When a single mom decides it’s high time she went on a solo outback vacation her kids thought that they would be in party mode while she’s gone.This was especially true for the eldest, Sue Ellen (Christina Applegate), about to leave high school and trying to figure out what path to follow in life. But just as mom is about to leave the kids get the shock of their lives when a surprise geriatric babysitter arrives to spoil their plans. Bad goes to worse the minute mom departs when the babysitter takes the gloves off and turns into a drill sergeant ordering the kids to chores with Nazi efficiency while she lounges.

But when the babysitter suddenly dies of a heart attack the kids are faced with a tough decision. Not wanting to dash their mother’s one chance at a well earned respite – not to mention their own plans for unsupervised fun – they creatively, but respectfully dispose of the sitter’s body. And in doing so inadvertently also tossed out the funds for food and entertainment their mom left behind.

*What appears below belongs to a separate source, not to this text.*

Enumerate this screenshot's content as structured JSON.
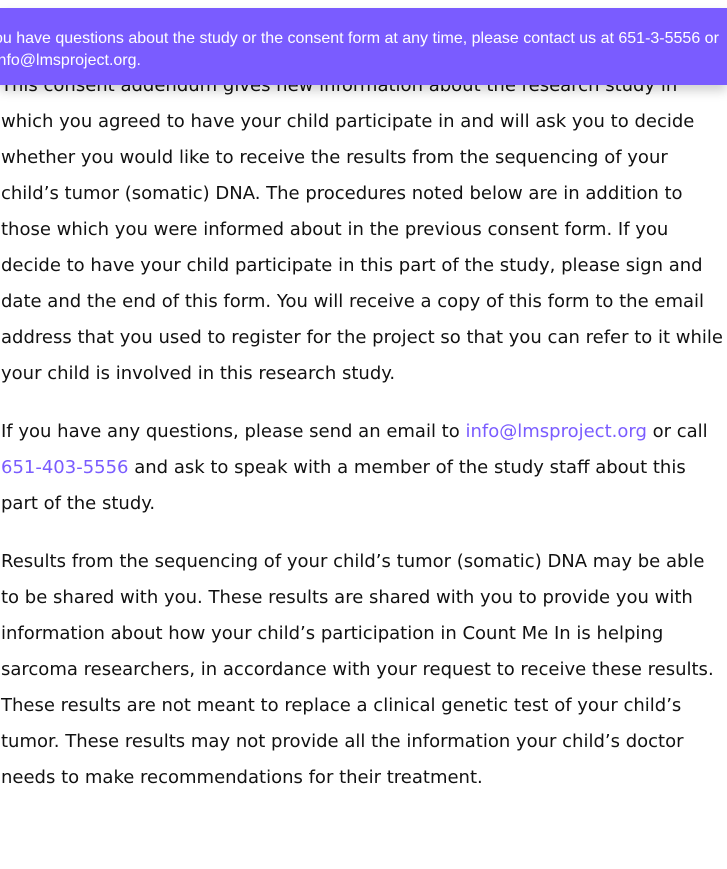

When Sue Ellen realises the family’s penniless status she accepts the notion that she will have to find a job and believes it to be a minor setback figuring that she would easy find a cushy position in a firm that will take advantage of her fashion savvy. But reality soon sets in. After a short stint slopping swill at “Clown Dog” where she meets Gus (John Getz), another entrepreneurial kid working his way through college, her hopes are raised when she spots an ad for receptionist at a garment company. But through a series of white lies she unexpectedly ends up being the administrative assistant to Rose (Joanna Cassidy) who runs the division. This does not sit well with the current hostile and suspicious receptionist Carolyn that was pegged to get the job (Jayne Brook).

It quickly becomes a balancing act that includes creative ways to get her job done, stave off Rose’s boyfriend, keeping Carolyn at bay while developing her relationship with Gus. To make matters worse, Sue Ellen has been dipping into petty cash to keep the family afloat only to learn that her siblings have also discovered ‘petty cash’ while slacking at the few duties she has given them. All these complications come to an intersection when a clothing line fails to sell and Sue Ellen tries to save Rose, the company, and the family at an event she stages in her own home … only to have mom come home early.

Given all the talent (that includes future Scream Queen Danielle Harris and future X-Filer David Duchovny) and a decent story one could assume that this would be one of the better comedies of the era. But coming as a cross between Weekend at Bernie’s and Working Girl, with a coming-of-age premise for good measure it underperforms pretty much in every category. The comedy is mostly flat as are most of the characters. The title is misleading in that the death of the sitter is dealt with rather swiftly and is only tangentially tied in with the events that follow. Even for a comedy there is so little plausibility in all the schemes that it manages to detract and distract.

This movie has pulse as that of the dead babysitter. And you can tell that to mom.